**TASK**
Go through the data below line by line. Give only the number of lines that contain "Linha".

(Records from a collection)
++++++

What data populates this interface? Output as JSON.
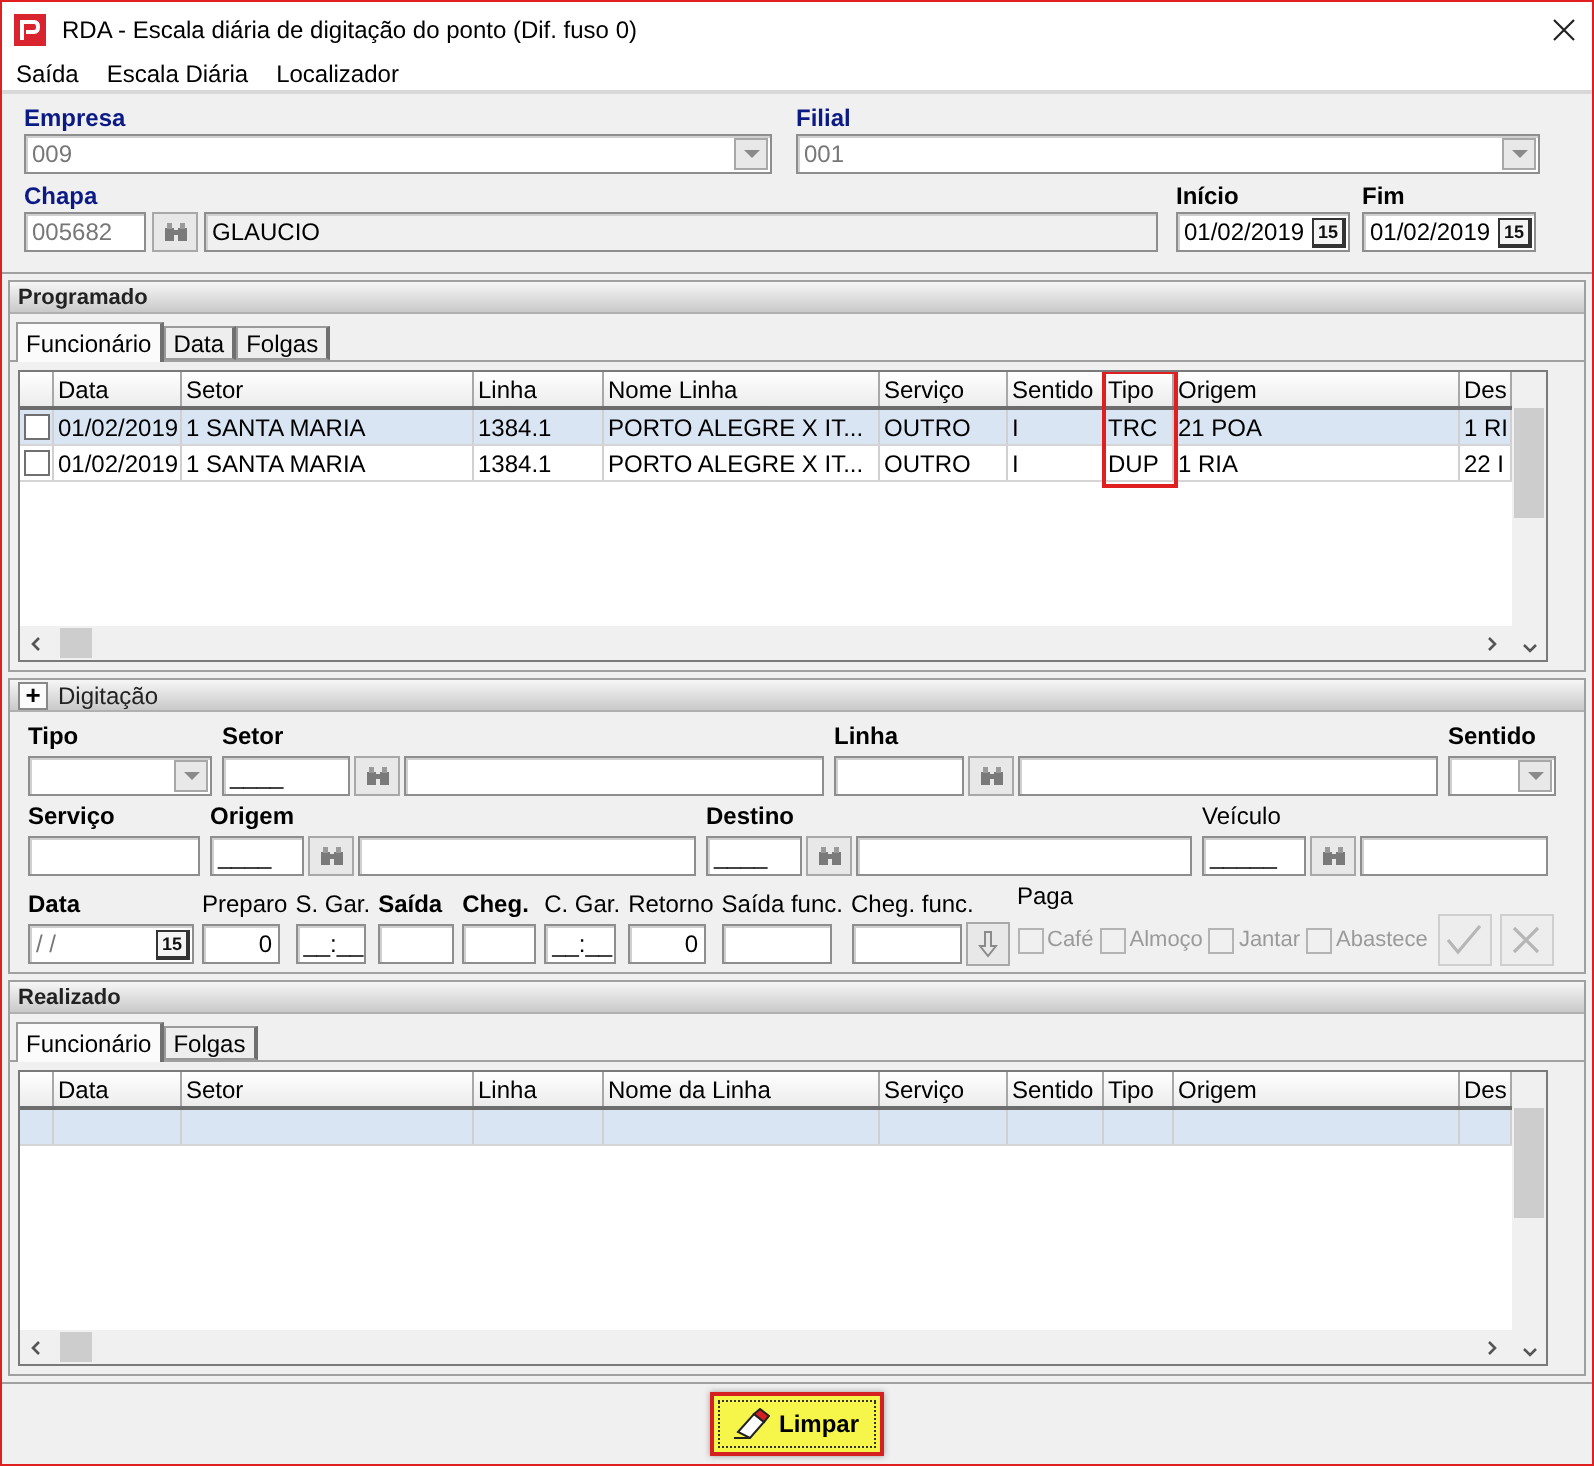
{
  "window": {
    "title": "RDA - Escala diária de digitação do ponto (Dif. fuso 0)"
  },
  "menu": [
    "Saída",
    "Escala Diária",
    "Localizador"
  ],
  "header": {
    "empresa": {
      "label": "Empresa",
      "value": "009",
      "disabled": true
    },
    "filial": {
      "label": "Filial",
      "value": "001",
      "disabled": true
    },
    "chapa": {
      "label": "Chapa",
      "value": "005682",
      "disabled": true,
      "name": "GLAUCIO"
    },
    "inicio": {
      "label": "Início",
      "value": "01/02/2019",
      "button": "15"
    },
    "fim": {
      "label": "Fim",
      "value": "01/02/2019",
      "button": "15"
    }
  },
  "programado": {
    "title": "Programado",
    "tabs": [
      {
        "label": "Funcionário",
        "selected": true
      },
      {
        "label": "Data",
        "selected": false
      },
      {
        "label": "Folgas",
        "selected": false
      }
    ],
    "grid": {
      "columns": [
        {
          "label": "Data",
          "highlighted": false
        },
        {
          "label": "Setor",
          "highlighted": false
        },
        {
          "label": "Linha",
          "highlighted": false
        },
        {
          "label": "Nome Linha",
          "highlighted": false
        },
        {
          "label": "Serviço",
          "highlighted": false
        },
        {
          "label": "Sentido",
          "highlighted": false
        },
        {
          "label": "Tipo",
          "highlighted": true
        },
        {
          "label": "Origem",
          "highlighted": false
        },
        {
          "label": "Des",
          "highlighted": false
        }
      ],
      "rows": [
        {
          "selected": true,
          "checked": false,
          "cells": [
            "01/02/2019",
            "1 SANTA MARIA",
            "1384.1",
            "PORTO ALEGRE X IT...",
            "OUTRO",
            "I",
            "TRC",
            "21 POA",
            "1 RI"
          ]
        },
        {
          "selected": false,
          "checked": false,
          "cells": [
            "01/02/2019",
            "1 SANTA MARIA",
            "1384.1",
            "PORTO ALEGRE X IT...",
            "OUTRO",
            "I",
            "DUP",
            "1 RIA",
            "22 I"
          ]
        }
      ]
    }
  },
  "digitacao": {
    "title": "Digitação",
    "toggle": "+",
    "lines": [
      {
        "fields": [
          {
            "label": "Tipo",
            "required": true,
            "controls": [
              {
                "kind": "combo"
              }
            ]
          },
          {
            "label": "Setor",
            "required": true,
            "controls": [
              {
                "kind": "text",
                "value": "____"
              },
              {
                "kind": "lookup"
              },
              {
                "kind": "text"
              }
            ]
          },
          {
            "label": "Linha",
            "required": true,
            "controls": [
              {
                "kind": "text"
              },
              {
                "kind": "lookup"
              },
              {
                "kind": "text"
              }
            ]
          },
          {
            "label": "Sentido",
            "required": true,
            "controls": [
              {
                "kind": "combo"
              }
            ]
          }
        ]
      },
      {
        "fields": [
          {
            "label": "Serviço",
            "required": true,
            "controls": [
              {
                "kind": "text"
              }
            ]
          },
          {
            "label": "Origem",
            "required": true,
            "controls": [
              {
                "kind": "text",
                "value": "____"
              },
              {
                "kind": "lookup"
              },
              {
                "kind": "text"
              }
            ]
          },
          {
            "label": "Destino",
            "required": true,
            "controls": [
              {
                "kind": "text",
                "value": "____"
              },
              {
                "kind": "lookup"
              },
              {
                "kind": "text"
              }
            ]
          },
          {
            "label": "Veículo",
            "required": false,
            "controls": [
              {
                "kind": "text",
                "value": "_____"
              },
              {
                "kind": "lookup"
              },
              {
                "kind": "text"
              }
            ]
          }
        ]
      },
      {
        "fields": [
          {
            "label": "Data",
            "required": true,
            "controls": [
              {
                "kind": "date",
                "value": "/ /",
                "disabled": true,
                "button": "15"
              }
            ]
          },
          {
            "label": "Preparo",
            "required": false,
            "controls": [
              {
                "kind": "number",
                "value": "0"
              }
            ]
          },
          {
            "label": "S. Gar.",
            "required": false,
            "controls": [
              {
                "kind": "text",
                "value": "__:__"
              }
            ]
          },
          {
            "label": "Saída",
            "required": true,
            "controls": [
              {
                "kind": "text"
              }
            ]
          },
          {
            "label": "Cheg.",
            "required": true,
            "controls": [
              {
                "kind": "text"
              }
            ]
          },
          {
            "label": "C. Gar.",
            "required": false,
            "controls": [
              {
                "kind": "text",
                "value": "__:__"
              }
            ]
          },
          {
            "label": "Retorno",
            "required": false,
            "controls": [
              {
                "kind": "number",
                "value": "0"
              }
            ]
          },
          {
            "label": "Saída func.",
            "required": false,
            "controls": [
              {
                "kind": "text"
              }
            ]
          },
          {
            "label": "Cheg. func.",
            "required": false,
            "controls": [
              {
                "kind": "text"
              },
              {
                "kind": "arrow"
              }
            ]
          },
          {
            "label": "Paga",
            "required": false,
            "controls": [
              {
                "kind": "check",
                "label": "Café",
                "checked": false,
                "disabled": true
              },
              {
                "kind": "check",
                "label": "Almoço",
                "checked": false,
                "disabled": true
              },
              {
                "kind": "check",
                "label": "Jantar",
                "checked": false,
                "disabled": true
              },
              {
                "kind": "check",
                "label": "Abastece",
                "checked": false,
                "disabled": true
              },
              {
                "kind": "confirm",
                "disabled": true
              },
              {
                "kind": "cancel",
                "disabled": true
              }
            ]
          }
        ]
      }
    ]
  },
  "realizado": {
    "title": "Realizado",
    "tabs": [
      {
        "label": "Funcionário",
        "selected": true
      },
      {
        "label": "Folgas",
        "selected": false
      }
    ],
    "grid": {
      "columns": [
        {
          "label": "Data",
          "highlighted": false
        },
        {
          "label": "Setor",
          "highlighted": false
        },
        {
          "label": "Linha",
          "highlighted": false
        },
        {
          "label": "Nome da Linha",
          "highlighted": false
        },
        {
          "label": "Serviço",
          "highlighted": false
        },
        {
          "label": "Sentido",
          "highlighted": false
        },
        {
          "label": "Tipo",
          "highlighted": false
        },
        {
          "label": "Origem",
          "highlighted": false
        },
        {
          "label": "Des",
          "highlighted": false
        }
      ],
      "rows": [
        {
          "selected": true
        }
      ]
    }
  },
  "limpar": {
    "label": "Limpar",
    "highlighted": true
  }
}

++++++

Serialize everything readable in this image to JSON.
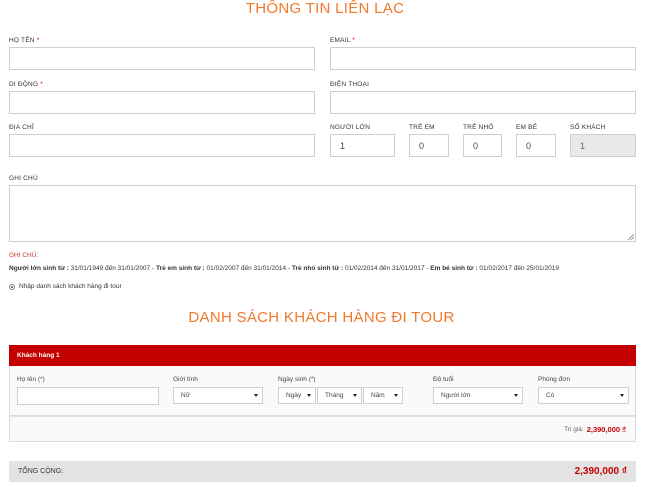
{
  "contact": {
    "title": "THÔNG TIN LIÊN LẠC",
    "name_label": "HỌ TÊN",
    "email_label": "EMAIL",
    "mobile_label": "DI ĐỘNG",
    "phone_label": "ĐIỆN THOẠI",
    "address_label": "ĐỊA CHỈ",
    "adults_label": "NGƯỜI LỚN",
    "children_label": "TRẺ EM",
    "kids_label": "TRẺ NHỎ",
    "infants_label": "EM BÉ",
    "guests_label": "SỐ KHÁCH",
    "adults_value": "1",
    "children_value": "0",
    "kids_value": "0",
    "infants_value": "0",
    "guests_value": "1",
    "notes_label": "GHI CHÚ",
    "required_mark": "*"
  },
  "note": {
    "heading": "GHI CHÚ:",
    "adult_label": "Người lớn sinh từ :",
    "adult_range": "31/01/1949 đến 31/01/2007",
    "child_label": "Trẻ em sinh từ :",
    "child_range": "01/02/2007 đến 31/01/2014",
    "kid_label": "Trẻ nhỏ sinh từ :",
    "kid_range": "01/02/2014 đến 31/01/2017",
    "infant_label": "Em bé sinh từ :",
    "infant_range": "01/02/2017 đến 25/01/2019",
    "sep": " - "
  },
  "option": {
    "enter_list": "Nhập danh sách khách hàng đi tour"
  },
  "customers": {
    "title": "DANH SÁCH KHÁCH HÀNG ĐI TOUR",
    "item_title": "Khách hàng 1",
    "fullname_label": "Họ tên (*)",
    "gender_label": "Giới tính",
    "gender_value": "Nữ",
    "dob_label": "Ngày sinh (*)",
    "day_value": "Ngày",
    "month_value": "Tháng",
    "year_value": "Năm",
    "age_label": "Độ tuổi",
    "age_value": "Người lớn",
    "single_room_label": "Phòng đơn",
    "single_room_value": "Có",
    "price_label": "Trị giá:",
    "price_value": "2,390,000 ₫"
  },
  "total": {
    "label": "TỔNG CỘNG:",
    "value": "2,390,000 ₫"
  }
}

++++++

**PROBLEM SOLUTION**
5